One of the challenges for global environmental change research is to understand how future climate changes will be expressed in mountain regions. The physiographic complexity of mountains creates environments that can be highly variable over relatively short distances. This spatial heterogeneity reflects a hierarchy of environmental controls. At regional scales, insolation and atmospheric circulation features determine the dominant regional climate patterns that affect mountain regions. At finer spatial scales, substrate, aspect, elevation, and a number of other environmental factors influence ecosystem dynamics.

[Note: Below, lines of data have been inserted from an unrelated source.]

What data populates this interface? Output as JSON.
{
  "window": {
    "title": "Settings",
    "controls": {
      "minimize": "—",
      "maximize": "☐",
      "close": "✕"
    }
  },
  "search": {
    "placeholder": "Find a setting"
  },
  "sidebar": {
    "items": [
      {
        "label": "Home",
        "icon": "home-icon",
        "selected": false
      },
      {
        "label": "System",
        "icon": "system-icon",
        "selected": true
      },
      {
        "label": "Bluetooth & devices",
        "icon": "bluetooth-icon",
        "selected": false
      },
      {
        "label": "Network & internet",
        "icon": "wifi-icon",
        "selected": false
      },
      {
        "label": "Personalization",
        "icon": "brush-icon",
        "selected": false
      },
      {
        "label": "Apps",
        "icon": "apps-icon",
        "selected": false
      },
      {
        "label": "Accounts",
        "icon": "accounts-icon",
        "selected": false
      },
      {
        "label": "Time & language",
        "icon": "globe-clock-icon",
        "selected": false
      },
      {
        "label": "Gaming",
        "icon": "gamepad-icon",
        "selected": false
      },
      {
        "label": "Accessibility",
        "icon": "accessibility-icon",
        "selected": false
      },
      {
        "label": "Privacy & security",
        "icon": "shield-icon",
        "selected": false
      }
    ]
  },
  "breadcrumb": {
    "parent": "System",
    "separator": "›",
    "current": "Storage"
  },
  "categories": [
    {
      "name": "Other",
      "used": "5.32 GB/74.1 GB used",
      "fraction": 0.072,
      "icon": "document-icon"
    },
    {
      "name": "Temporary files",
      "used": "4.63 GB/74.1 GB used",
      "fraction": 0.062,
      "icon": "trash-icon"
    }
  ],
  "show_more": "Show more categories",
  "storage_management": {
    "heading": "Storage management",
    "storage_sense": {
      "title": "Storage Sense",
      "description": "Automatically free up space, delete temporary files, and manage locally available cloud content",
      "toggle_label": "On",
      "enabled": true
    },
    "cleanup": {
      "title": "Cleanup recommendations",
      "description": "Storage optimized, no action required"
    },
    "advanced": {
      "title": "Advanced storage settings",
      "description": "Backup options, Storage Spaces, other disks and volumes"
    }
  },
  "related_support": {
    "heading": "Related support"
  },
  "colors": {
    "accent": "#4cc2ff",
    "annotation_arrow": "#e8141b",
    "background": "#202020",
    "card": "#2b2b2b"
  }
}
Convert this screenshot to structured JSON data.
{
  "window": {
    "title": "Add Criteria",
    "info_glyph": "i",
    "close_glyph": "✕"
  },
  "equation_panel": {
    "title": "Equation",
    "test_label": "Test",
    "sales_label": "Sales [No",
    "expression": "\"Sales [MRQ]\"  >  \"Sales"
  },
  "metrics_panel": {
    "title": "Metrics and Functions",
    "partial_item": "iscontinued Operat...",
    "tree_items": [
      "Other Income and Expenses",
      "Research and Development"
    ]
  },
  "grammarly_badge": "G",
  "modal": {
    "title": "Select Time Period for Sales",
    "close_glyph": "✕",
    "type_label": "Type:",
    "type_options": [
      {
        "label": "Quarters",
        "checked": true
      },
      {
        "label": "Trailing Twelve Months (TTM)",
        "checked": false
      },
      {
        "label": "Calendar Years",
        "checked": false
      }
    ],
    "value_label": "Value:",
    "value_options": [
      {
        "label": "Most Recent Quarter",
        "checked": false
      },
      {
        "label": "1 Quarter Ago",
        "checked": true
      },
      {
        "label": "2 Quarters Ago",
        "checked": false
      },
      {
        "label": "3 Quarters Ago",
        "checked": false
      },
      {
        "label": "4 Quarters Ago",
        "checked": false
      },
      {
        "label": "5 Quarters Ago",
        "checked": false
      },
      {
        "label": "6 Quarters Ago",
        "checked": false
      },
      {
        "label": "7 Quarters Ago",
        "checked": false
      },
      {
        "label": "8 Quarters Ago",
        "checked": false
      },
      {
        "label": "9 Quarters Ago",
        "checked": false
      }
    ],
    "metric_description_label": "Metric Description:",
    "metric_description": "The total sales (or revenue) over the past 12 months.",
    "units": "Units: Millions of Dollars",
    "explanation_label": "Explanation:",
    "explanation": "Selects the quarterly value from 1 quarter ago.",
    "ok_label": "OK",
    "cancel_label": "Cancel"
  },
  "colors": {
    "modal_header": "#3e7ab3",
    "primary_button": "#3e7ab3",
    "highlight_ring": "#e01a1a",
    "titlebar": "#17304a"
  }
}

Vegetation, for example, is affected by all levels of this hierarchy, from regional-scale climate regimes down to site-specific features, such as substrate type (cf. Körner, this volume).
|Title||Understanding the spatial heterogeneity of global environmental change in mountain regions|
|Authors||Sarah Shafer, Patrick J. Bartlein, Cathy Whitlock|
|Publication Type||Book Chapter|
|Publication Subtype||Book Chapter|
|Record Source||USGS Publications Warehouse|
|USGS Organization||Geosciences and Environmental Change Science Center|